|Wednesday, May 13, 2015 at 11:58 AM
How many amendments does the U.S. Constitution have? How old do citizens have to be to vote for presidents? How many U.S. senators are there?
Those are among the 100 questions that new immigrants study and learn before taking the test to become a U.S. citizen. Now, some state legislatures are considering proposals to require students to pass the citizenship test in order to graduate from high school.
Earlier this year, North Dakota became the second U.S. state to pass such a requirement. Under HB 1087, members of the high school class of 2017 must score at least 60 percent on the 100-question citizenship test. In following school years, students must answer 70 percent of the questions correctly.
In South Dakota, legislators unanimously adopted a concurrent resolution (SCR 6) that directs the state Department of Education to incorporate questions from the citizenship test into the curriculum for the mandatory course in high school government.
Every state in the Midwest, in fact, requires that high school students receive instruction or take a course in American government or civics. But the Civics Education Initiative is pushing for new laws around the country that make passage of the citizenship test a prerequisite for high school graduation. A total of five U.S. states have adopted some version of the law.
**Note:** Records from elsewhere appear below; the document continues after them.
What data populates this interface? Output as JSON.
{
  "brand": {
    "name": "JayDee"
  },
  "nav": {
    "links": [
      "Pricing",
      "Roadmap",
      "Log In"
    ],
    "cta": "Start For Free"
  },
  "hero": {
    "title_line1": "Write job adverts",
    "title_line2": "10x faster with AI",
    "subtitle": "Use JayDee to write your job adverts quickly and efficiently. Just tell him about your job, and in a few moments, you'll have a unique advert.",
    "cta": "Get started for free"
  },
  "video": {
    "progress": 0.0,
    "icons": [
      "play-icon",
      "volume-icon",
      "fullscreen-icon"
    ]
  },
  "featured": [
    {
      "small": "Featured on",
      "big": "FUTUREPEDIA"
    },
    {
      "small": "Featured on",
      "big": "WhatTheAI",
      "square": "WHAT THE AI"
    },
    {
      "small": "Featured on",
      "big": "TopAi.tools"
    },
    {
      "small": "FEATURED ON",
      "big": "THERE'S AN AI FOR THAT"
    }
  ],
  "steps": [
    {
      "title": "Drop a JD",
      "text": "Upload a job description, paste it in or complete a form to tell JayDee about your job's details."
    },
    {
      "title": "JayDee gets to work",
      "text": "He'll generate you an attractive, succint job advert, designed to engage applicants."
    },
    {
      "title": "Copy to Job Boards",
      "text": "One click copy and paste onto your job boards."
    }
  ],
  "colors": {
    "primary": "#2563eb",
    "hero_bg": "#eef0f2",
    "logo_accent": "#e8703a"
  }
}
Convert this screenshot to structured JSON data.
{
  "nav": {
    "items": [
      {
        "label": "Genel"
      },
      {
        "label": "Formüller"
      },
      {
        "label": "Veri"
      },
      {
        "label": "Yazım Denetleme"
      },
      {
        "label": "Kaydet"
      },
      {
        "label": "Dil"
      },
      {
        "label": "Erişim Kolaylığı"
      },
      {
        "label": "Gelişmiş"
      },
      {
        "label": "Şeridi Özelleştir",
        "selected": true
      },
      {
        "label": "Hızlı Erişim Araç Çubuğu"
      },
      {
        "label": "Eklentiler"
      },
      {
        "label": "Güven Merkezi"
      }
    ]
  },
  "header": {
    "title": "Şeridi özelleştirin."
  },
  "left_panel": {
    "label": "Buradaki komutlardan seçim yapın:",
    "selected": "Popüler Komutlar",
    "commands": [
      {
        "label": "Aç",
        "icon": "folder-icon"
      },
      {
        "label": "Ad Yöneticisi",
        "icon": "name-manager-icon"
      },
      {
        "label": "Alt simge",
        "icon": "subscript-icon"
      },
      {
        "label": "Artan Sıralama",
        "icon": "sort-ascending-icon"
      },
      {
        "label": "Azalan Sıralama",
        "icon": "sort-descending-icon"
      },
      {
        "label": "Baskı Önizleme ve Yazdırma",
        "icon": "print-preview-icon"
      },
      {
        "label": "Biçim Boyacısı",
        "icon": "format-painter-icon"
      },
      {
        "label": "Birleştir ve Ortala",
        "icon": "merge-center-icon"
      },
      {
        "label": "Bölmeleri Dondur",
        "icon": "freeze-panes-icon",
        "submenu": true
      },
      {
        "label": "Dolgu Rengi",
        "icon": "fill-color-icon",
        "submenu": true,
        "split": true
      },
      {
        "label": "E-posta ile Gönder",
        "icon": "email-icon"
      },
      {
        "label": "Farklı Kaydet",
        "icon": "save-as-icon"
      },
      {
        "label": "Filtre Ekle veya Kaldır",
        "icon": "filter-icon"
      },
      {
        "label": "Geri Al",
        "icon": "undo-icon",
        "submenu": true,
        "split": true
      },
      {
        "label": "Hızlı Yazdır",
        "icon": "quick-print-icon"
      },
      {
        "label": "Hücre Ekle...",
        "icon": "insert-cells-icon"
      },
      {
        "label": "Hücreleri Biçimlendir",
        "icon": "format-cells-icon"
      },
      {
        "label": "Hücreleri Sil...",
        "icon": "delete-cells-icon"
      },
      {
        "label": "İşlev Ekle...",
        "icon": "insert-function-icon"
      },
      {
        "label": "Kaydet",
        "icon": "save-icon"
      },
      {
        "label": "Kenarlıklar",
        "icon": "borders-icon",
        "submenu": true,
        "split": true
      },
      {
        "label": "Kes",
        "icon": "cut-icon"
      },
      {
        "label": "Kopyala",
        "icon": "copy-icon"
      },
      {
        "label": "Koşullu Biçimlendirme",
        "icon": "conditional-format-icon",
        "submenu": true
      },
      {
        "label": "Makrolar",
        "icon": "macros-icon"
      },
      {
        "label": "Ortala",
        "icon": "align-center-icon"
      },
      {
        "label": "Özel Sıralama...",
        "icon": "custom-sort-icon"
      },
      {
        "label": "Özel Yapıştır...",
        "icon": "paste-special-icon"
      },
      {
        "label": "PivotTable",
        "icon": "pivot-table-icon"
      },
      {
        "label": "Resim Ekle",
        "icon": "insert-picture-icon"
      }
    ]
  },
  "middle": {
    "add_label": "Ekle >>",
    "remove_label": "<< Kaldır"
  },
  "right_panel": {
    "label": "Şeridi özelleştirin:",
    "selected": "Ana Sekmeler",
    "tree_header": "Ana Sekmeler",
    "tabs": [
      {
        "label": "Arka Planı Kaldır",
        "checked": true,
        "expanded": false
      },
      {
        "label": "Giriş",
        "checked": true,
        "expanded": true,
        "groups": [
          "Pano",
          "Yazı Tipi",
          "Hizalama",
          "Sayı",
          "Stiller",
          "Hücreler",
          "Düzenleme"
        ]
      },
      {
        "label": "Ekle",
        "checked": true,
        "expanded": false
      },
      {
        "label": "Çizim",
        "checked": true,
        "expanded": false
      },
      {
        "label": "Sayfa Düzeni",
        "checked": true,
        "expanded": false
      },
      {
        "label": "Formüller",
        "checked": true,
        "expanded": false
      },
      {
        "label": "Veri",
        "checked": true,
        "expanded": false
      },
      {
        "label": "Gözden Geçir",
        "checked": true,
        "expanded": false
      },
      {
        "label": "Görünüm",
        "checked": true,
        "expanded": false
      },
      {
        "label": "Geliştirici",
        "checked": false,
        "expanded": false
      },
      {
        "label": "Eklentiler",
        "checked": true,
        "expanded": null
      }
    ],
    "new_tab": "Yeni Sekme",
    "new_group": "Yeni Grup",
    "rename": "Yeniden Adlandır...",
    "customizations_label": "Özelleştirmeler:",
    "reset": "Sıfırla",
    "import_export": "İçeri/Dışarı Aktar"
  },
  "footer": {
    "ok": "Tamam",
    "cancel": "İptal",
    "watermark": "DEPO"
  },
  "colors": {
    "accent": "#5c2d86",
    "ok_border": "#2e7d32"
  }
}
In April, the U.S. Department of Education released the results of eighth-graders’ performance on the civics portion of the National Assessment of Educational Progress. Twenty-three percent of them scored at or above “proficient”: demonstrating solid academic performance and competency over challenging subject matter. Twenty-six percent of the eighth-graders scored “below basic.” The results for 2014 were a very slight improvement over student scores from 2010.
“This is our future, the next generation of leaders, the ones whose votes will decide the direction of this country for decades to come,” says Frank Riggs, president and CEO of the Joe Foss Institute, which created the Civics Education Initiative in 2014.
“We have to make sure our kids understand how our government works, and what their responsibilities for it are.”
|Stateline Midwest - May 2015||1.2 MB|